● **EXERCISE INSTRUCTIONS**: Output exactly the lines from the one holding "Extract the structured" through the final line of the entries.

● **RECORDS PROVIDED**:
════════════════

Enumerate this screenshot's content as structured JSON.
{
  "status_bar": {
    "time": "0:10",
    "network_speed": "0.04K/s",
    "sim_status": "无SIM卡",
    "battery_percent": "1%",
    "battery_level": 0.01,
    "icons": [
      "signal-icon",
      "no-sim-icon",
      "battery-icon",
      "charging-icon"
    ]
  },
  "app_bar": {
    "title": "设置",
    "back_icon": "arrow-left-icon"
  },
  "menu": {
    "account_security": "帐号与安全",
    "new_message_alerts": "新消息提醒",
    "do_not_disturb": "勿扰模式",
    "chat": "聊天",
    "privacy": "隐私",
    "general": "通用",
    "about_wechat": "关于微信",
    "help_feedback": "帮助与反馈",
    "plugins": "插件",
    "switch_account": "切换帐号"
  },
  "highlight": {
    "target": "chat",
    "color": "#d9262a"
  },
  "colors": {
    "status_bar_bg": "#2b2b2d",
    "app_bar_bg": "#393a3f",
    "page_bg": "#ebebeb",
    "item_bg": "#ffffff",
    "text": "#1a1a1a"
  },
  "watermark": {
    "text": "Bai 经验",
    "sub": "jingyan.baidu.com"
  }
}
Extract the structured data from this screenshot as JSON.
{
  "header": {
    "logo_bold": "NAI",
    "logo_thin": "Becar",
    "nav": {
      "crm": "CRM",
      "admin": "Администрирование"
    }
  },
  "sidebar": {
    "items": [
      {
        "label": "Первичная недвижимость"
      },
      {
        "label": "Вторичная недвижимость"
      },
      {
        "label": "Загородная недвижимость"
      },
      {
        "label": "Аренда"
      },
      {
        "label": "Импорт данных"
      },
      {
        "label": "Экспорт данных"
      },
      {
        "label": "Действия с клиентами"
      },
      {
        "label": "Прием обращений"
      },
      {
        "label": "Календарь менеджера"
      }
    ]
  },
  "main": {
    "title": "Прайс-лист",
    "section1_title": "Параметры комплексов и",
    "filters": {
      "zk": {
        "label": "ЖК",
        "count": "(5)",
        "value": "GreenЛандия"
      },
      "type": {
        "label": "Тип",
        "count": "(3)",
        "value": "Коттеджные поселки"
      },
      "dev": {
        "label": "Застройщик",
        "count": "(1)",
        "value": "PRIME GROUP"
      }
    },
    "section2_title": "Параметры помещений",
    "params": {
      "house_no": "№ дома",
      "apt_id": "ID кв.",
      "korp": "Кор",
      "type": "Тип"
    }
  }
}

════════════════

● **RESPONSE BOX**:
Extract the structured data from this screenshot as JSON.
{
  "header": {
    "logo_bold": "NAI",
    "logo_thin": "Becar",
    "nav": {
      "crm": "CRM",
      "admin": "Администрирование"
    }
  },
  "sidebar": {
    "items": [
      {
        "label": "Первичная недвижимость"
      },
      {
        "label": "Вторичная недвижимость"
      },
      {
        "label": "Загородная недвижимость"
      },
      {
        "label": "Аренда"
      },
      {
        "label": "Импорт данных"
      },
      {
        "label": "Экспорт данных"
      },
      {
        "label": "Действия с клиентами"
      },
      {
        "label": "Прием обращений"
      },
      {
        "label": "Календарь менеджера"
      }
    ]
  },
  "main": {
    "title": "Прайс-лист",
    "section1_title": "Параметры комплексов и",
    "filters": {
      "zk": {
        "label": "ЖК",
        "count": "(5)",
        "value": "GreenЛандия"
      },
      "type": {
        "label": "Тип",
        "count": "(3)",
        "value": "Коттеджные поселки"
      },
      "dev": {
        "label": "Застройщик",
        "count": "(1)",
        "value": "PRIME GROUP"
      }
    },
    "section2_title": "Параметры помещений",
    "params": {
      "house_no": "№ дома",
      "apt_id": "ID кв.",
      "korp": "Кор",
      "type": "Тип"
    }
  }
}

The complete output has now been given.